■ What you need to do
Omit the images, then repeat the listing exactly.

■ Recorded information
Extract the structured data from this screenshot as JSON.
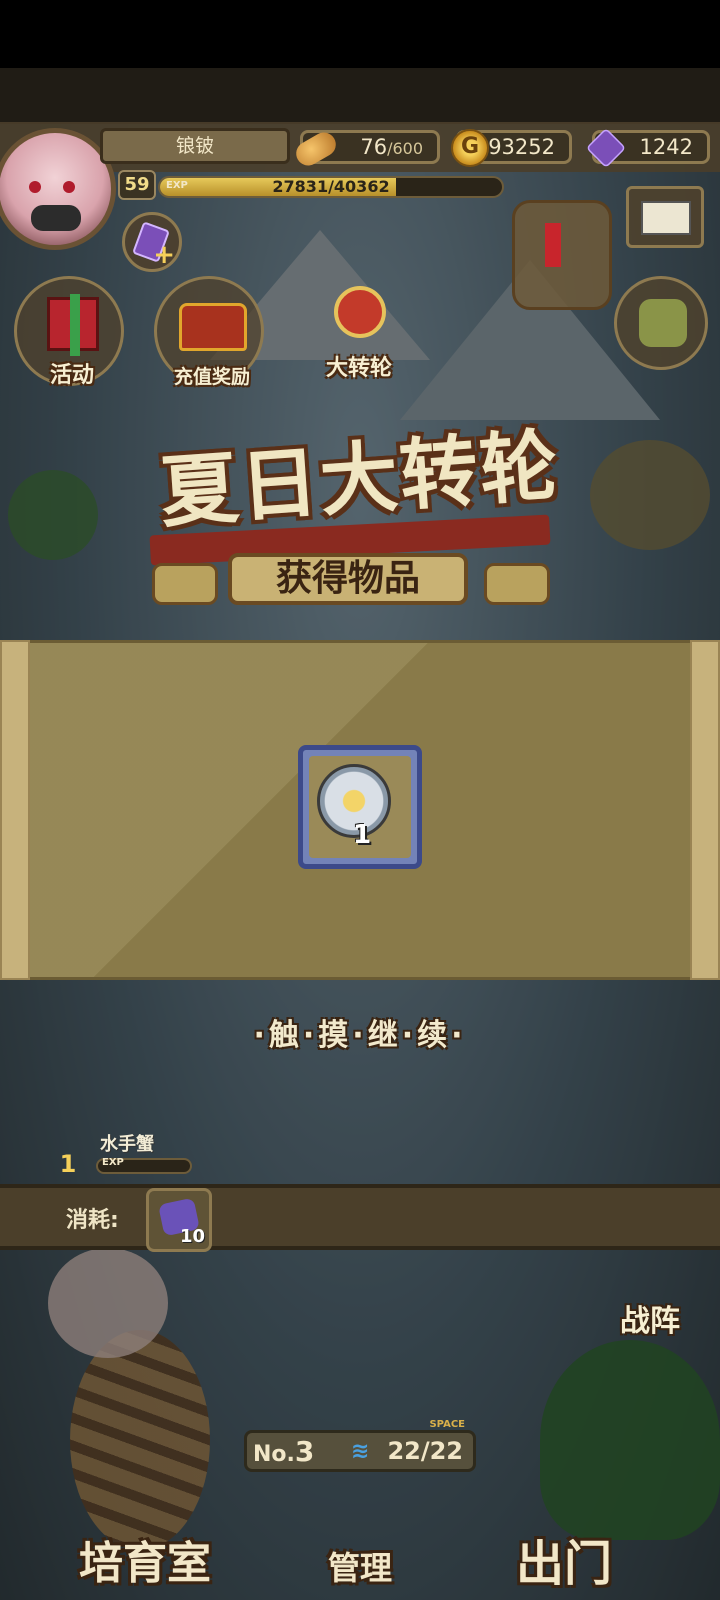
{
  "player": {
    "name": "锒铍",
    "level": "59",
    "exp_tag": "EXP",
    "exp_text": "27831/40362",
    "exp_fraction": 0.6895
  },
  "resources": {
    "stamina_value": "76",
    "stamina_max": "/600",
    "gold_symbol": "G",
    "gold": "93252",
    "gems": "1242"
  },
  "menu": {
    "activity": "活动",
    "recharge_reward": "充值奖励",
    "big_wheel": "大转轮",
    "gem_plus": "+"
  },
  "event": {
    "title": "夏日大转轮",
    "obtained_header": "获得物品"
  },
  "reward": {
    "quantity": "1",
    "icon": "sun-medal-icon"
  },
  "prompt": {
    "touch_continue": "·触·摸·继·续·"
  },
  "monster": {
    "name": "水手蟹",
    "level": "1",
    "exp_tag": "EXP"
  },
  "consume": {
    "label": "消耗:",
    "quantity": "10"
  },
  "battle": {
    "label": "战阵"
  },
  "storage": {
    "no_label": "No.",
    "no_value": "3",
    "space_tag": "SPACE",
    "count": "22/22"
  },
  "bottom_nav": {
    "nursery": "培育室",
    "manage": "管理",
    "exit": "出门"
  },
  "colors": {
    "accent_gold": "#f5d05a",
    "gem_purple": "#7b4fb8",
    "reward_frame_blue": "#3c4a8a"
  }
}
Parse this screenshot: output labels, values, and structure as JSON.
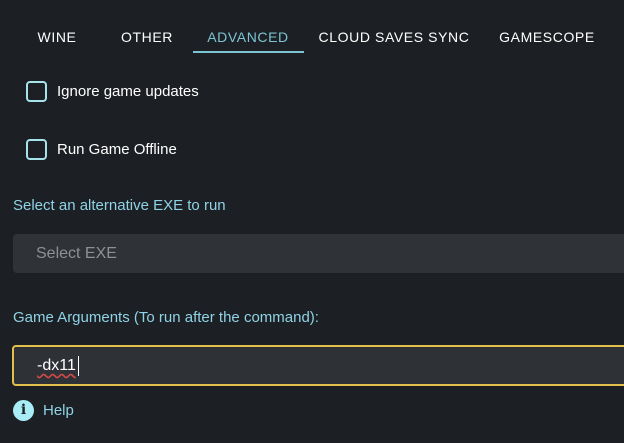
{
  "tabs": [
    {
      "label": "WINE"
    },
    {
      "label": "OTHER"
    },
    {
      "label": "ADVANCED",
      "active": true
    },
    {
      "label": "CLOUD SAVES SYNC"
    },
    {
      "label": "GAMESCOPE"
    }
  ],
  "options": {
    "ignore_updates": {
      "label": "Ignore game updates",
      "checked": false
    },
    "run_offline": {
      "label": "Run Game Offline",
      "checked": false
    }
  },
  "exe": {
    "label": "Select an alternative EXE to run",
    "placeholder": "Select EXE"
  },
  "arguments": {
    "label": "Game Arguments (To run after the command):",
    "value": "-dx11"
  },
  "help": {
    "label": "Help",
    "icon": "info-icon"
  },
  "colors": {
    "background": "#1c1f23",
    "accent": "#7cc4d4",
    "focus_border": "#e2c04b",
    "checkbox_border": "#a6e3ea"
  }
}
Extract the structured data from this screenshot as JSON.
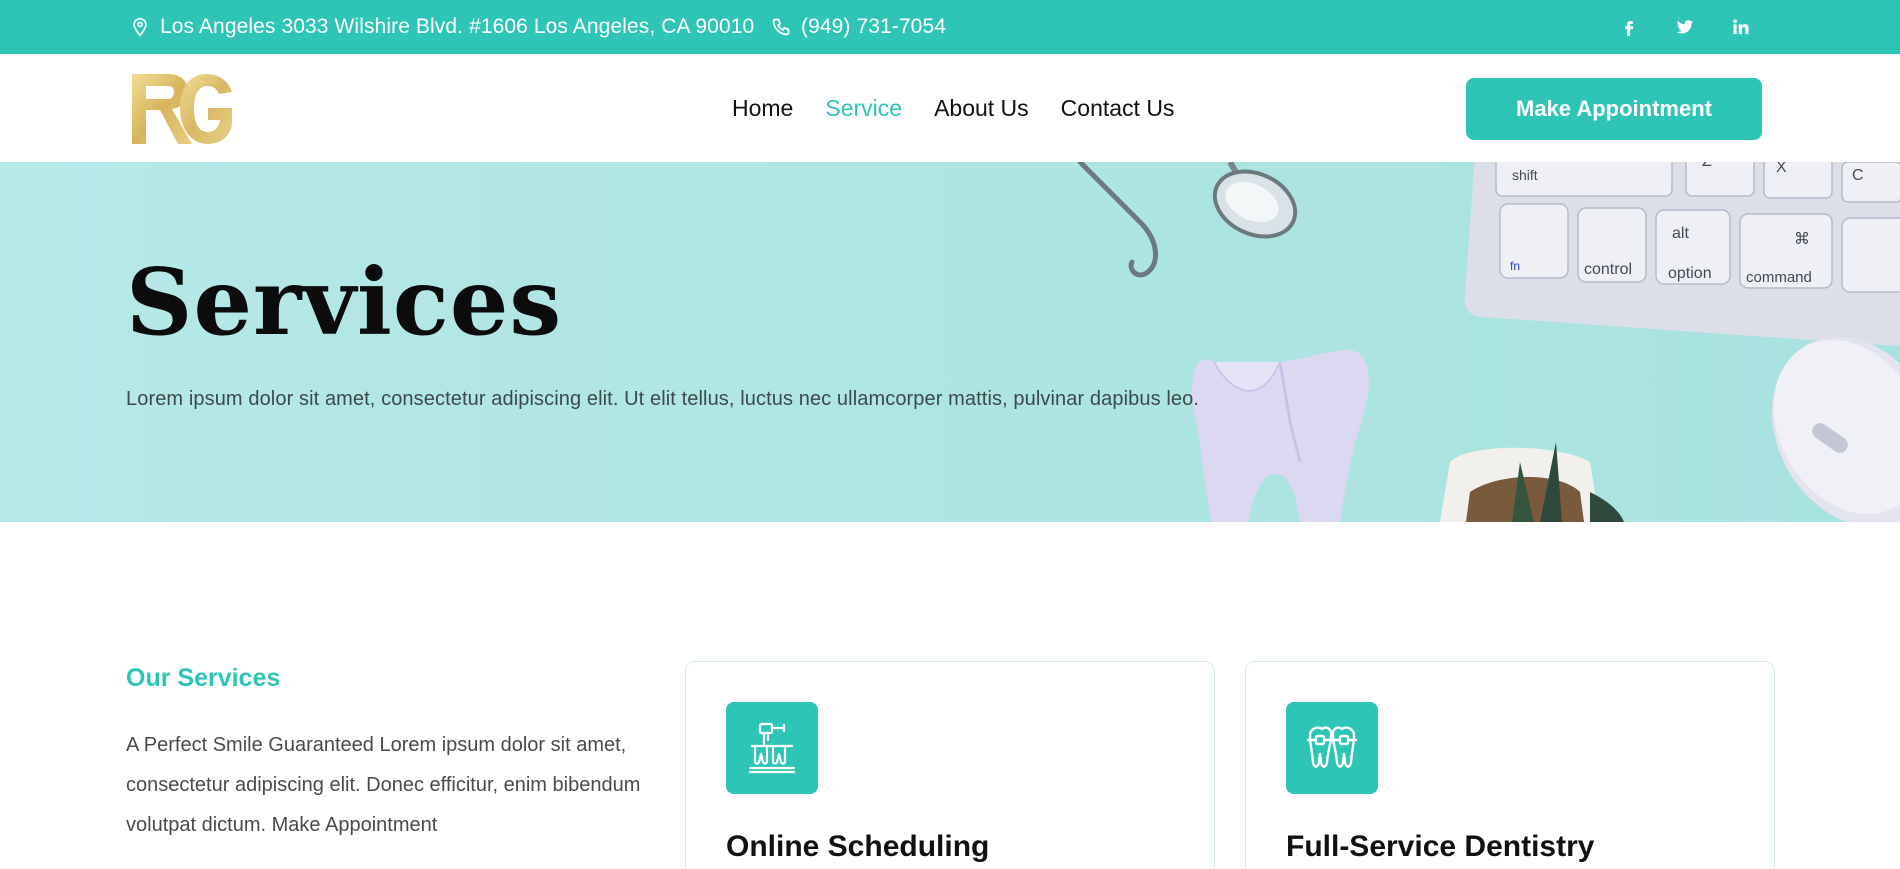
{
  "topbar": {
    "address": "Los Angeles 3033 Wilshire Blvd. #1606 Los Angeles, CA 90010",
    "phone": "(949) 731-7054",
    "socials": [
      "facebook-icon",
      "twitter-icon",
      "linkedin-icon"
    ]
  },
  "header": {
    "logo_text": "RG",
    "nav": [
      {
        "label": "Home",
        "active": false
      },
      {
        "label": "Service",
        "active": true
      },
      {
        "label": "About Us",
        "active": false
      },
      {
        "label": "Contact Us",
        "active": false
      }
    ],
    "cta_label": "Make Appointment"
  },
  "hero": {
    "title": "Services",
    "subtitle": "Lorem ipsum dolor sit amet, consectetur adipiscing elit. Ut elit tellus, luctus nec ullamcorper mattis, pulvinar dapibus leo.",
    "keyboard_keys": [
      "shift",
      "fn",
      "control",
      "alt",
      "option",
      "⌘",
      "command",
      "Z",
      "X",
      "C"
    ]
  },
  "services": {
    "eyebrow": "Our Services",
    "intro": "A Perfect Smile Guaranteed Lorem ipsum dolor sit amet, consectetur adipiscing elit. Donec efficitur, enim bibendum volutpat dictum. Make Appointment",
    "cards": [
      {
        "title": "Online Scheduling",
        "icon": "dental-chair-icon"
      },
      {
        "title": "Full-Service Dentistry",
        "icon": "braces-teeth-icon"
      }
    ]
  },
  "colors": {
    "accent": "#2ec5b6",
    "hero_bg": "#ade5e2",
    "logo_gold": "#d9b860"
  }
}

■ Answer box
Extract the structured data from this screenshot as JSON.
{
  "player": {
    "name": "锒铍",
    "level": "59",
    "exp_tag": "EXP",
    "exp_text": "27831/40362",
    "exp_fraction": 0.6895
  },
  "resources": {
    "stamina_value": "76",
    "stamina_max": "/600",
    "gold_symbol": "G",
    "gold": "93252",
    "gems": "1242"
  },
  "menu": {
    "activity": "活动",
    "recharge_reward": "充值奖励",
    "big_wheel": "大转轮",
    "gem_plus": "+"
  },
  "event": {
    "title": "夏日大转轮",
    "obtained_header": "获得物品"
  },
  "reward": {
    "quantity": "1",
    "icon": "sun-medal-icon"
  },
  "prompt": {
    "touch_continue": "·触·摸·继·续·"
  },
  "monster": {
    "name": "水手蟹",
    "level": "1",
    "exp_tag": "EXP"
  },
  "consume": {
    "label": "消耗:",
    "quantity": "10"
  },
  "battle": {
    "label": "战阵"
  },
  "storage": {
    "no_label": "No.",
    "no_value": "3",
    "space_tag": "SPACE",
    "count": "22/22"
  },
  "bottom_nav": {
    "nursery": "培育室",
    "manage": "管理",
    "exit": "出门"
  },
  "colors": {
    "accent_gold": "#f5d05a",
    "gem_purple": "#7b4fb8",
    "reward_frame_blue": "#3c4a8a"
  }
}
Parse this screenshot: output labels, values, and structure as JSON.
{
  "tabs": [
    {
      "label": "WINE"
    },
    {
      "label": "OTHER"
    },
    {
      "label": "ADVANCED",
      "active": true
    },
    {
      "label": "CLOUD SAVES SYNC"
    },
    {
      "label": "GAMESCOPE"
    }
  ],
  "options": {
    "ignore_updates": {
      "label": "Ignore game updates",
      "checked": false
    },
    "run_offline": {
      "label": "Run Game Offline",
      "checked": false
    }
  },
  "exe": {
    "label": "Select an alternative EXE to run",
    "placeholder": "Select EXE"
  },
  "arguments": {
    "label": "Game Arguments (To run after the command):",
    "value": "-dx11"
  },
  "help": {
    "label": "Help",
    "icon": "info-icon"
  },
  "colors": {
    "background": "#1c1f23",
    "accent": "#7cc4d4",
    "focus_border": "#e2c04b",
    "checkbox_border": "#a6e3ea"
  }
}
Extract the structured data from this screenshot as JSON.
{
  "topbar": {
    "address": "Los Angeles 3033 Wilshire Blvd. #1606 Los Angeles, CA 90010",
    "phone": "(949) 731-7054",
    "socials": [
      "facebook-icon",
      "twitter-icon",
      "linkedin-icon"
    ]
  },
  "header": {
    "logo_text": "RG",
    "nav": [
      {
        "label": "Home",
        "active": false
      },
      {
        "label": "Service",
        "active": true
      },
      {
        "label": "About Us",
        "active": false
      },
      {
        "label": "Contact Us",
        "active": false
      }
    ],
    "cta_label": "Make Appointment"
  },
  "hero": {
    "title": "Services",
    "subtitle": "Lorem ipsum dolor sit amet, consectetur adipiscing elit. Ut elit tellus, luctus nec ullamcorper mattis, pulvinar dapibus leo.",
    "keyboard_keys": [
      "shift",
      "fn",
      "control",
      "alt",
      "option",
      "⌘",
      "command",
      "Z",
      "X",
      "C"
    ]
  },
  "services": {
    "eyebrow": "Our Services",
    "intro": "A Perfect Smile Guaranteed Lorem ipsum dolor sit amet, consectetur adipiscing elit. Donec efficitur, enim bibendum volutpat dictum. Make Appointment",
    "cards": [
      {
        "title": "Online Scheduling",
        "icon": "dental-chair-icon"
      },
      {
        "title": "Full-Service Dentistry",
        "icon": "braces-teeth-icon"
      }
    ]
  },
  "colors": {
    "accent": "#2ec5b6",
    "hero_bg": "#ade5e2",
    "logo_gold": "#d9b860"
  }
}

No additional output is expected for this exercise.